Pragmatics is the study of the practical aspects of human thought and action. It looks beyond the literal meaning of an utterance to the underlying context, implied meaning, and the relationship between speaker and listener. Pragmatics is an essential feature of language as it is responsible for the entire process of communication. The study of language based on Pragmatics enables us to understand and use language more effectively.
Pragmatic skills include using the right language for the situation. This includes the appropriate use of greetings, demanding language, and requesting language. When using language inappropriately, it can create conflict or have unintended consequences. Using the appropriate language at the appropriate time can help improve communication and social acceptance among peers.
As a part of pragmatics, perception is augmented by a process of ampliative inference. This process may be based on induction, Bayesian reasoning, or the special application of general principles that apply to communication. Grice conceived of this process as a way to go beyond applying rules or basic facts.

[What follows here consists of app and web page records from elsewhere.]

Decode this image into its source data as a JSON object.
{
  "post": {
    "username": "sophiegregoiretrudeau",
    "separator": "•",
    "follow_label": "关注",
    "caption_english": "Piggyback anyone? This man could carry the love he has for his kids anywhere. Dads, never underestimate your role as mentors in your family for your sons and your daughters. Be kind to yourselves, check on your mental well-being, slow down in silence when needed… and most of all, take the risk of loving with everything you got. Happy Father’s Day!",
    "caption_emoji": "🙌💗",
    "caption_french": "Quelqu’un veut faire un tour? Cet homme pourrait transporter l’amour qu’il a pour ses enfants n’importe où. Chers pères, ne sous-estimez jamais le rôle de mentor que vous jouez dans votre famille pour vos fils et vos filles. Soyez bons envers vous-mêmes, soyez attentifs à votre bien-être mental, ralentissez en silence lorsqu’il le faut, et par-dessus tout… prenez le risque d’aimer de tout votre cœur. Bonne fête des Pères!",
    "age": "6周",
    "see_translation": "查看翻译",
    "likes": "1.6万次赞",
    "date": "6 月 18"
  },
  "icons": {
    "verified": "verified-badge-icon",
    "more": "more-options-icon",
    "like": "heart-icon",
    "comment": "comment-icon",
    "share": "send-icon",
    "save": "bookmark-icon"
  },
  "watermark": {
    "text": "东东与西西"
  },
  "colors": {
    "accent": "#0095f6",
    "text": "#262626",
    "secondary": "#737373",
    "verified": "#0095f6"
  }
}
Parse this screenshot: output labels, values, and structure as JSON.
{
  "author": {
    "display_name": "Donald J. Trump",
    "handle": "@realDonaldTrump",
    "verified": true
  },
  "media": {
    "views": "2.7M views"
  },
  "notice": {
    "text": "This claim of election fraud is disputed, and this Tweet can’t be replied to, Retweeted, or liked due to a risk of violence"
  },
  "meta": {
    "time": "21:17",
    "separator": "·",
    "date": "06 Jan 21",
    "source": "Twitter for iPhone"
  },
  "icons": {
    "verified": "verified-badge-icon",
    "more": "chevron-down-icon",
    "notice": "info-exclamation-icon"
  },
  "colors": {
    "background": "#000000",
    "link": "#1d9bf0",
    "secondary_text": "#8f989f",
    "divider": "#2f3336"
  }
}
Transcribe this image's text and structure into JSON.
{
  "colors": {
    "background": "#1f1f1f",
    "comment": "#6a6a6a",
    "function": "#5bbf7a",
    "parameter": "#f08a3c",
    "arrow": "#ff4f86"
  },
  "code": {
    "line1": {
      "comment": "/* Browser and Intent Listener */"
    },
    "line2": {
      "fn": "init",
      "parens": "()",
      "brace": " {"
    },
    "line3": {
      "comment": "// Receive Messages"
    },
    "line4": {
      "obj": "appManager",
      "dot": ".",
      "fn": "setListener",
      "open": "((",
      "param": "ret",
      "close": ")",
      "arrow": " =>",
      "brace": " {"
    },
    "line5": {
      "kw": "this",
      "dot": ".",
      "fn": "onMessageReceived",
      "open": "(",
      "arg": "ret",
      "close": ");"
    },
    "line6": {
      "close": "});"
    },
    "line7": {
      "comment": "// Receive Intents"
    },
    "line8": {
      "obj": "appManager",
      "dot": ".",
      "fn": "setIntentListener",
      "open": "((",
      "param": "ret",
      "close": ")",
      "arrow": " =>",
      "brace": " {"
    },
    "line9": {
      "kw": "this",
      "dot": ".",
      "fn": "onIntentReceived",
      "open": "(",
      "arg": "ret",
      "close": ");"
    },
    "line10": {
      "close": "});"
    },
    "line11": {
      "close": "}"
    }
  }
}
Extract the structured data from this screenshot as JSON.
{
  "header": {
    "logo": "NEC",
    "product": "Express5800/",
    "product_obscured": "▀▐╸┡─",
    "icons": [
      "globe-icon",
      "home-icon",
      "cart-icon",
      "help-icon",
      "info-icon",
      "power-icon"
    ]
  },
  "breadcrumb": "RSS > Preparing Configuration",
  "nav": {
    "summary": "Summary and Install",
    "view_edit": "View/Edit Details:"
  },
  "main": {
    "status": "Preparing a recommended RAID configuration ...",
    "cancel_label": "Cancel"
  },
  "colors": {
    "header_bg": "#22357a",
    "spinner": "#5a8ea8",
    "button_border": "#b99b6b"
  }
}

The use of pragmatic trials is becoming increasingly popular. They allow researchers to test the impact of interventions in a wider health care setting. They can also provide insight into how to better involve older individuals in health care systems. For example, a pragmatic trial may allow more older adults to participate in health care trials, since older people are more likely to experience certain conditions.
As a result, Pragmatics focuses on the speaker’s plan and hierarchy of intentions. By stressing the speaker’s plan, Critical Pragmatics tries to ensure that the referential content of a statement is enriched by its contextual meaning. These meanings supplement conventional, reflexive, and incremental meaning.
Pragmatics is based on the representational theory of mind. It applies the principle of relevance to different situations in the world of language. In general, human cognition is geared towards maximization of relevance. By maximizing relevance, we can achieve various objectives. This is especially true when we are dealing with complex language systems.
Pragmatics is a branch of philosophy that studies language and the way language is used in the context. This branch includes theories of ambiguity, indexicality, speech act, and conversational implicature. They differ greatly, but they all aim at a common goal: understanding language in its context.